To me, Gerald Harris is the number 1 middleweight competing in Japan right now, as a large percentage of the talent is tied up with Zuffa and Bellator. Personally, I have no clue who DREAM could match him up with to give him a challenge, and more importantly, bring their Middleweight title back, and add yet another selling point to their events. Possible opponents could be Kendall Grove, Dennis Kang, or Giva Santana (who is 16-1). However, none of these are contracted by DREAM.
Josh Koscheck may have also ended the legendary career of Matt Hughes Saturday night, with a KO victory with only a second left in the round. This was a huge co-main event, as Josh Koscheck could fight a palm tree, and with his natural heel persona, the fight would feel important. Throw in the fact he’s facing one of the two best welterweights of all time, and it ups the ante. Matt Hughes said he was unsure of retirement at this point, but UFC President Dana White said he was positive it was the route Hughes was going to take.
Personally, I see no harm in Matt Hughes sticking around, but taking a step down in competition. People are far too quick to ask someone to retire based on age, and a two-fight losing streak. This is a job for these guys, and they are in the cage to make money. Would it be that bad to see Matt Hughes taking on Rick Story, Charlie Brenneman, or an up and coming fighter as the main event of a Fight Night card?
Other big winners Saturday…From DREAM 17, Shinya Aoki submitted Rob McCullough with three seconds left in the first Round, Kawajiri submitted Joachim Hansen, Caol Uno was brutally knocked out via head kick by Takeshi Inoue, Yan Cabral defeated Japanese legend Kazushi Sakuraba, and Minowa picked up a victory.
For those of you who watched Bellator, were treated to what some called an upset, as 40 year old, but undefeated Alexis Vila, damn near put Featherweight champ Joe Warren into a coma. This was a Bantamweight tournament fight, so Warren didn’t lose his title, but this solidifies Villa as the hottest 40 year old prospect in the history of MMA. This Cuban wrestler was a bronze medalist in freestyle wrestling in the 1996 Olympics, and has excellent hands. He’s right up there with Antonio McKee in the “Old guys that will destroy you” category.

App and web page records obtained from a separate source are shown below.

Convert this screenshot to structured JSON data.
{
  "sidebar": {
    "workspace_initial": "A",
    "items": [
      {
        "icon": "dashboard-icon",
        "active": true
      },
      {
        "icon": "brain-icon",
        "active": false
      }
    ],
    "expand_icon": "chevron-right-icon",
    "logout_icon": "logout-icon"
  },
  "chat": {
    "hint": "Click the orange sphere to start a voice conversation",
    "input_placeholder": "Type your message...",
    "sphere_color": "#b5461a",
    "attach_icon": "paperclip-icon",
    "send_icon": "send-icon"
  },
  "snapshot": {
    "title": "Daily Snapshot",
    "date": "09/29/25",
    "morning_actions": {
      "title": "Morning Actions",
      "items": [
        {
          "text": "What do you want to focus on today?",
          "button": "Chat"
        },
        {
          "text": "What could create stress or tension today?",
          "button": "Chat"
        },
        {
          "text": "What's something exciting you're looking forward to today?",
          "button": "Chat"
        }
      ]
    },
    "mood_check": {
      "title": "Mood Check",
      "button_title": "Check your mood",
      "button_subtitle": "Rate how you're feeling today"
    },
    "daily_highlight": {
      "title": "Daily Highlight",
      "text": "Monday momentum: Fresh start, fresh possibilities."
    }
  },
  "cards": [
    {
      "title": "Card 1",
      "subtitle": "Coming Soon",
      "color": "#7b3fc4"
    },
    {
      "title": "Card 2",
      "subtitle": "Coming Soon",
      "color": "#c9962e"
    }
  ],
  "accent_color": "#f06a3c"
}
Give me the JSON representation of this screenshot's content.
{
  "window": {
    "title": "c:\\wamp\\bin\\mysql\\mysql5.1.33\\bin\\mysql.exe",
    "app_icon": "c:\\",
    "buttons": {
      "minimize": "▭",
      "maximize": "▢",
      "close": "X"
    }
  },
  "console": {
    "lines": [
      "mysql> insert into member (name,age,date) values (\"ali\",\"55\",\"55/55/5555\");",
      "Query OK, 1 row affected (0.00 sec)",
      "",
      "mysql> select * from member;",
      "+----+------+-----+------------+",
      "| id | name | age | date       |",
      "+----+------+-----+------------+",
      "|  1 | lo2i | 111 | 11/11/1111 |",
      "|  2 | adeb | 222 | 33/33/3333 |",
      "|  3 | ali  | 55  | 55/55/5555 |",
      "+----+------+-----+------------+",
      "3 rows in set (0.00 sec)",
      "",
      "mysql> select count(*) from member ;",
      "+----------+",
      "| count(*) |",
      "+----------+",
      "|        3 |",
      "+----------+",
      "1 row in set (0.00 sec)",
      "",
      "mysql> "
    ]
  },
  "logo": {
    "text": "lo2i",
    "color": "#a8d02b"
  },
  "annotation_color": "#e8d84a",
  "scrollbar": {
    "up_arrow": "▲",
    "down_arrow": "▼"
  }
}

That’s it for this week folks. Check me out on TWITTER, as I tweet live during Pro Wrestling and MMA events, and answer your questions!!